Digital Distraction Tips
As our students know from the Digital Scholarship page, the ENVS Program has strongly supported digital technologies as essential elements in scholarly learning and communication. And contrary to the prevailing mood in higher education, digital devices can be highly useful in notetaking and other classroom tasks.
But let’s face it: digital devices in the classroom can also be highly distracting. Here are some planning tips to help students use digital devices successfully in classroom settings.
- Put away your mobile device. Though the functionality of mobile devices and laptop computers is increasingly similar, most students tend to use their mobile devices for texting and other distracting activities. Just put it away at the start of class and you won’t have this temptation. (There may be exceptions to this rule, as noted below; if so, discuss with your instructor. Certainly, larger devices like tablets and iPads are effective for note taking and in-class research, so you may use them.)
- Get your laptop focus-ready. If you are planning to use your laptop (or larger digital device) in class, you can readily turn on Do Not Disturb on your Mac or Quiet Hours on your PC to avoid notifications (e.g., of new emails or texts). But these built-in features generally do not fully eliminate distractions such as social media websites or gaming apps. You may thus want to invest in a suitable app (e.g., Focus for Mac), which may cost you a few dollars but provides more functionality than the Mac/PC defaults. And if all else fails, simply go offline—that will remove most distractions, and you can still use your apps (even Google apps offline).
- Learn how to take digital notes. Taking notes on a laptop offers important benefits, including the ability to organize and find content. (And some take better notes with a stylus on a tablet!) Spend some time, for instance, learning about dedicated notetaking apps such as Evernote and their features (e.g., organizing notes by tags); or if you simply use Word or GoogleDocs, develop a file organization strategy, learn about how to take notes in outline mode, etc.
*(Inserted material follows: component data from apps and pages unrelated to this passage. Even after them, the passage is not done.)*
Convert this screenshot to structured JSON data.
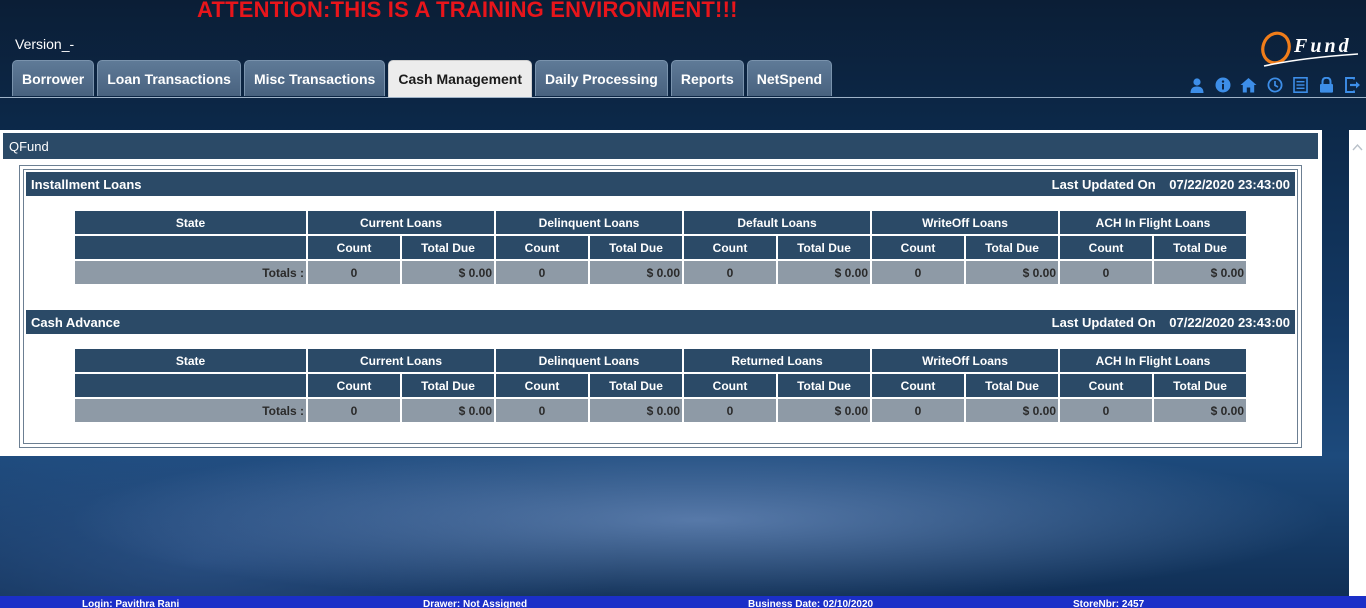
{
  "banner": "ATTENTION:THIS IS A TRAINING ENVIRONMENT!!!",
  "version_label": "Version_-",
  "logo_text": "Fund",
  "tabs": [
    {
      "label": "Borrower"
    },
    {
      "label": "Loan Transactions"
    },
    {
      "label": "Misc Transactions"
    },
    {
      "label": "Cash Management",
      "active": true
    },
    {
      "label": "Daily Processing"
    },
    {
      "label": "Reports"
    },
    {
      "label": "NetSpend"
    }
  ],
  "toolbar_icons": [
    "user-icon",
    "info-icon",
    "home-icon",
    "clock-icon",
    "document-icon",
    "lock-icon",
    "logout-icon"
  ],
  "panel_title": "QFund",
  "installment": {
    "title": "Installment Loans",
    "updated_label": "Last Updated On",
    "updated_value": "07/22/2020 23:43:00",
    "state_header": "State",
    "groups": [
      "Current Loans",
      "Delinquent Loans",
      "Default Loans",
      "WriteOff Loans",
      "ACH In Flight Loans"
    ],
    "count_label": "Count",
    "due_label": "Total Due",
    "totals_label": "Totals :",
    "totals": [
      {
        "count": "0",
        "due": "$ 0.00"
      },
      {
        "count": "0",
        "due": "$ 0.00"
      },
      {
        "count": "0",
        "due": "$ 0.00"
      },
      {
        "count": "0",
        "due": "$ 0.00"
      },
      {
        "count": "0",
        "due": "$ 0.00"
      }
    ]
  },
  "cash_advance": {
    "title": "Cash Advance",
    "updated_label": "Last Updated On",
    "updated_value": "07/22/2020 23:43:00",
    "state_header": "State",
    "groups": [
      "Current Loans",
      "Delinquent Loans",
      "Returned Loans",
      "WriteOff Loans",
      "ACH In Flight Loans"
    ],
    "count_label": "Count",
    "due_label": "Total Due",
    "totals_label": "Totals :",
    "totals": [
      {
        "count": "0",
        "due": "$ 0.00"
      },
      {
        "count": "0",
        "due": "$ 0.00"
      },
      {
        "count": "0",
        "due": "$ 0.00"
      },
      {
        "count": "0",
        "due": "$ 0.00"
      },
      {
        "count": "0",
        "due": "$ 0.00"
      }
    ]
  },
  "status": {
    "login": "Login: Pavithra Rani",
    "drawer": "Drawer: Not Assigned",
    "business_date": "Business Date: 02/10/2020",
    "store": "StoreNbr: 2457"
  },
  "colors": {
    "banner": "#e8151b",
    "header_bar": "#2b4a67",
    "totals_row": "#8e9aa6",
    "status_bar": "#1b2fc8"
  }
}
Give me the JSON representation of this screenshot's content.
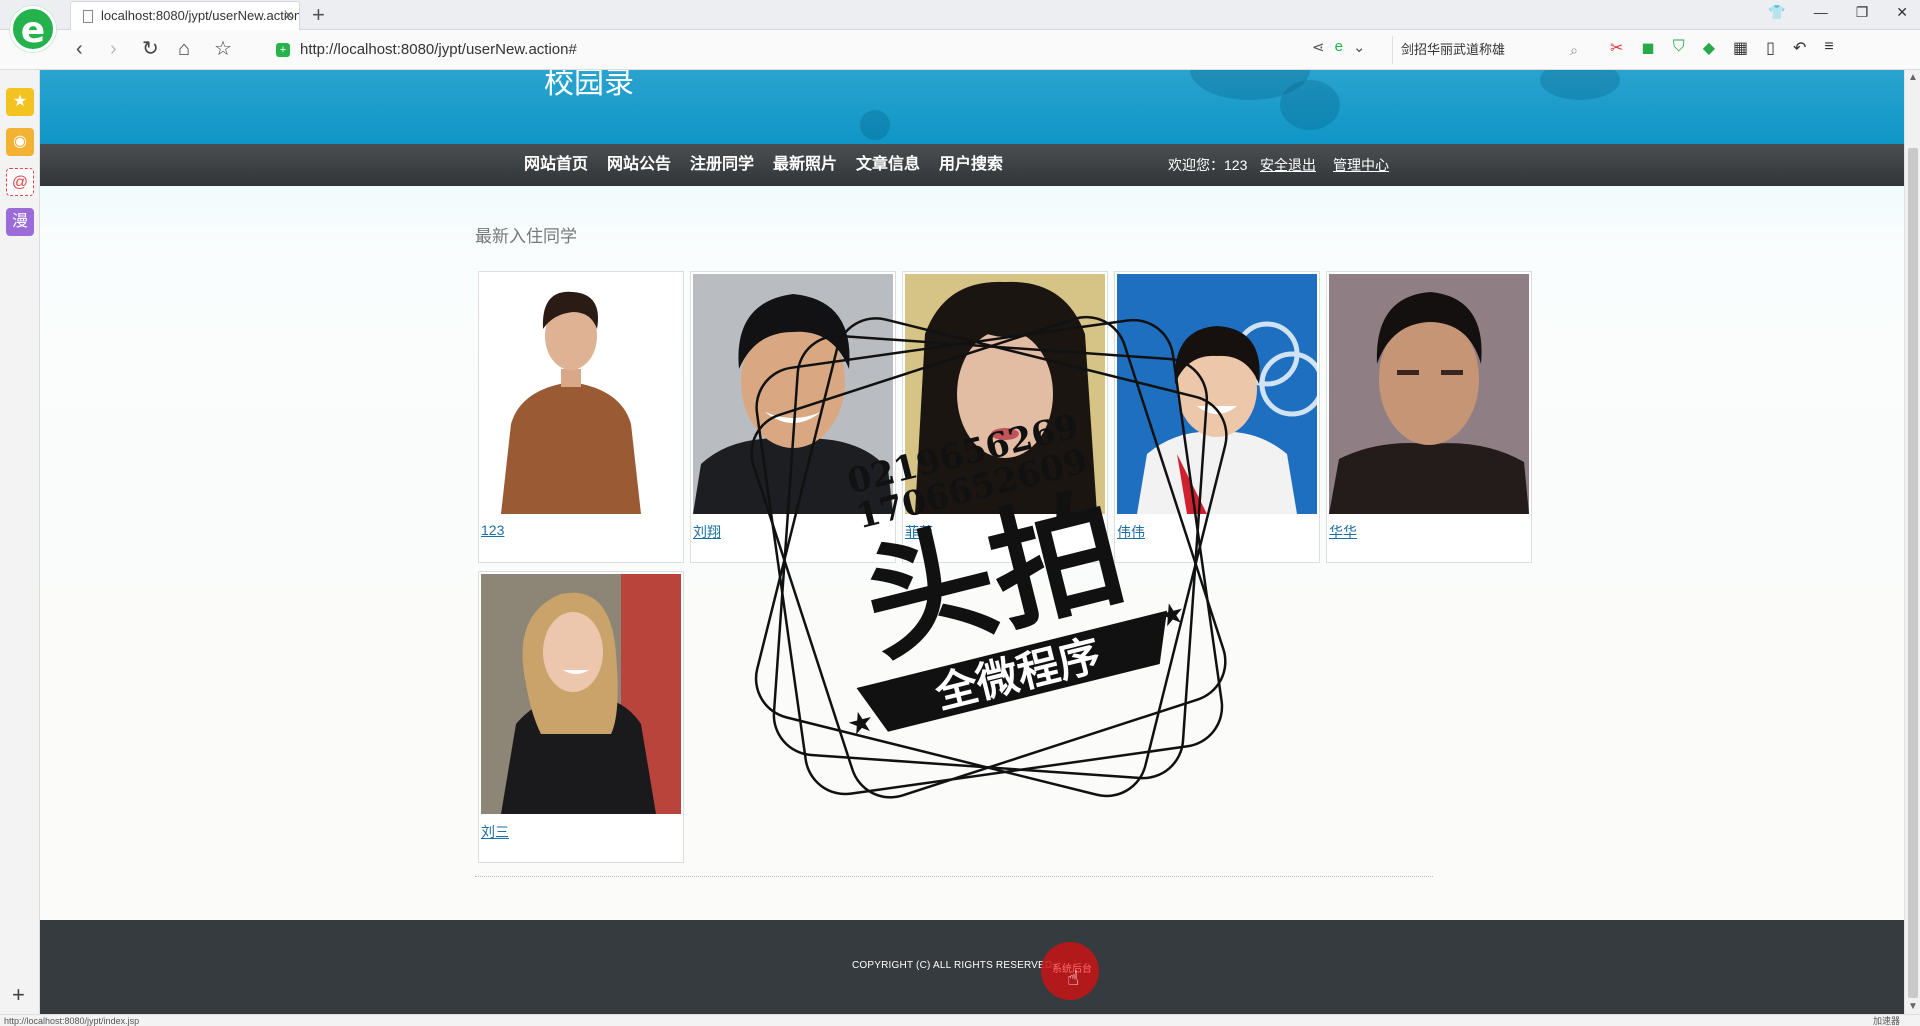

- Plan ahead for visuals. Admittedly, laptops are less flexible for visual notetaking than handheld devices, for which a wide range of imaging and sketching apps are available. If you find yourself frequently needing to incorporate visuals (e.g., if lectures include images of charts and you need to redraw them yourself), you may need to ask your instructor for permission to use an appropriate (distraction-free) device as part of your strategy.
- Assess your success. The best plan in the world won’t work if you don’t follow it. Make a plan for assessment—say, a weekly check-in with yourself on how well you avoided distraction. If helpful, reach out to a fellow student who sits next to you in class and ask them to help with reminders and routine assessment.